►
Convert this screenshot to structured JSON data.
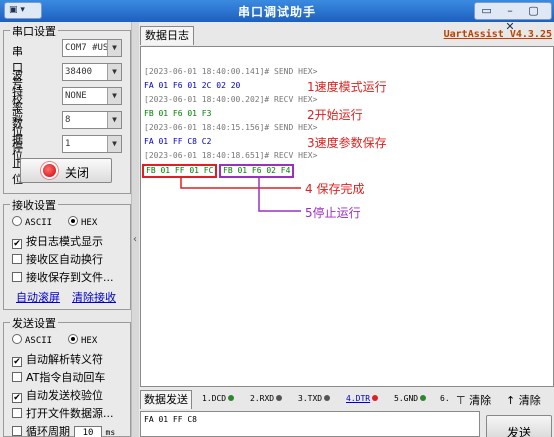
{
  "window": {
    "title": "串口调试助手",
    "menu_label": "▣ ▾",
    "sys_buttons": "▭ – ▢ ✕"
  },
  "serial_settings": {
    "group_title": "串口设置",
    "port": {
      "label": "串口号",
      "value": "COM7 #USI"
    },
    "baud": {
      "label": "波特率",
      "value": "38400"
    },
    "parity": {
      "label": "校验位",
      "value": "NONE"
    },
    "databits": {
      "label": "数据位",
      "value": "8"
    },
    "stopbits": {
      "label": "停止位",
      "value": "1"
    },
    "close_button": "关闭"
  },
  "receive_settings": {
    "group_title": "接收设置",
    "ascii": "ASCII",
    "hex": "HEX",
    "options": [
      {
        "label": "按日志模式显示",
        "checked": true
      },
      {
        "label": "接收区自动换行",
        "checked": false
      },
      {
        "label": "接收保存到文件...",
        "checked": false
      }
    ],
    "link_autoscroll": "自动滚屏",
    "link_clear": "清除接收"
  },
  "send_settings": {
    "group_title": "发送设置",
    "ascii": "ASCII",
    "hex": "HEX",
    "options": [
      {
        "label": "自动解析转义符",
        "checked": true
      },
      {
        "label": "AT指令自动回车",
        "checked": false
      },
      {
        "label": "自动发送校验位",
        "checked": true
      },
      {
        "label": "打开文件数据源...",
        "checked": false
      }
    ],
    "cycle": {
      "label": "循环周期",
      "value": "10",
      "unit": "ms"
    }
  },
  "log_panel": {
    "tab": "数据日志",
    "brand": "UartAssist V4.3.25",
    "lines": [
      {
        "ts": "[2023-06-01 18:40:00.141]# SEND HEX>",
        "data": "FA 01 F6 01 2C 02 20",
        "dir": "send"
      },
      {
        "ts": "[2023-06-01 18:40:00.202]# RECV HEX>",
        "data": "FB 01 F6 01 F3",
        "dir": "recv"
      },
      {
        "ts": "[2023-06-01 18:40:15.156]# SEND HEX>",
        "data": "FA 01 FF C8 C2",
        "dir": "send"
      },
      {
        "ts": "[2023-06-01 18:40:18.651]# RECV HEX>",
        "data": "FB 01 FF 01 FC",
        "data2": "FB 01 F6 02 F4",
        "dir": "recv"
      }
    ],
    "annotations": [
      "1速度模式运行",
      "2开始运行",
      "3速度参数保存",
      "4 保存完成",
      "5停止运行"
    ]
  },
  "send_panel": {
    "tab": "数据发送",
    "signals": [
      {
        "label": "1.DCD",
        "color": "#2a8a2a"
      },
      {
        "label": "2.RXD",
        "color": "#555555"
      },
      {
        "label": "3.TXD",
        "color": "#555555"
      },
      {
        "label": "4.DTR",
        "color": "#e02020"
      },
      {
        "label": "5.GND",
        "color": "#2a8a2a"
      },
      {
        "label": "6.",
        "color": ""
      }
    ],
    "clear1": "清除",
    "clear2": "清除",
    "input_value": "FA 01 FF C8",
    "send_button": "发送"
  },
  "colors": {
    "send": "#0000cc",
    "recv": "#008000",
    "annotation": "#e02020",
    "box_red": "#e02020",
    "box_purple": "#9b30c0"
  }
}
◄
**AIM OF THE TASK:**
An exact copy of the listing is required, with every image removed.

**EXERCISE RESULT:**
Convert this screenshot to structured JSON data.
{
  "window": {
    "title": "串口调试助手",
    "menu_label": "▣ ▾",
    "sys_buttons": "▭ – ▢ ✕"
  },
  "serial_settings": {
    "group_title": "串口设置",
    "port": {
      "label": "串口号",
      "value": "COM7 #USI"
    },
    "baud": {
      "label": "波特率",
      "value": "38400"
    },
    "parity": {
      "label": "校验位",
      "value": "NONE"
    },
    "databits": {
      "label": "数据位",
      "value": "8"
    },
    "stopbits": {
      "label": "停止位",
      "value": "1"
    },
    "close_button": "关闭"
  },
  "receive_settings": {
    "group_title": "接收设置",
    "ascii": "ASCII",
    "hex": "HEX",
    "options": [
      {
        "label": "按日志模式显示",
        "checked": true
      },
      {
        "label": "接收区自动换行",
        "checked": false
      },
      {
        "label": "接收保存到文件...",
        "checked": false
      }
    ],
    "link_autoscroll": "自动滚屏",
    "link_clear": "清除接收"
  },
  "send_settings": {
    "group_title": "发送设置",
    "ascii": "ASCII",
    "hex": "HEX",
    "options": [
      {
        "label": "自动解析转义符",
        "checked": true
      },
      {
        "label": "AT指令自动回车",
        "checked": false
      },
      {
        "label": "自动发送校验位",
        "checked": true
      },
      {
        "label": "打开文件数据源...",
        "checked": false
      }
    ],
    "cycle": {
      "label": "循环周期",
      "value": "10",
      "unit": "ms"
    }
  },
  "log_panel": {
    "tab": "数据日志",
    "brand": "UartAssist V4.3.25",
    "lines": [
      {
        "ts": "[2023-06-01 18:40:00.141]# SEND HEX>",
        "data": "FA 01 F6 01 2C 02 20",
        "dir": "send"
      },
      {
        "ts": "[2023-06-01 18:40:00.202]# RECV HEX>",
        "data": "FB 01 F6 01 F3",
        "dir": "recv"
      },
      {
        "ts": "[2023-06-01 18:40:15.156]# SEND HEX>",
        "data": "FA 01 FF C8 C2",
        "dir": "send"
      },
      {
        "ts": "[2023-06-01 18:40:18.651]# RECV HEX>",
        "data": "FB 01 FF 01 FC",
        "data2": "FB 01 F6 02 F4",
        "dir": "recv"
      }
    ],
    "annotations": [
      "1速度模式运行",
      "2开始运行",
      "3速度参数保存",
      "4 保存完成",
      "5停止运行"
    ]
  },
  "send_panel": {
    "tab": "数据发送",
    "signals": [
      {
        "label": "1.DCD",
        "color": "#2a8a2a"
      },
      {
        "label": "2.RXD",
        "color": "#555555"
      },
      {
        "label": "3.TXD",
        "color": "#555555"
      },
      {
        "label": "4.DTR",
        "color": "#e02020"
      },
      {
        "label": "5.GND",
        "color": "#2a8a2a"
      },
      {
        "label": "6.",
        "color": ""
      }
    ],
    "clear1": "清除",
    "clear2": "清除",
    "input_value": "FA 01 FF C8",
    "send_button": "发送"
  },
  "colors": {
    "send": "#0000cc",
    "recv": "#008000",
    "annotation": "#e02020",
    "box_red": "#e02020",
    "box_purple": "#9b30c0"
  }
}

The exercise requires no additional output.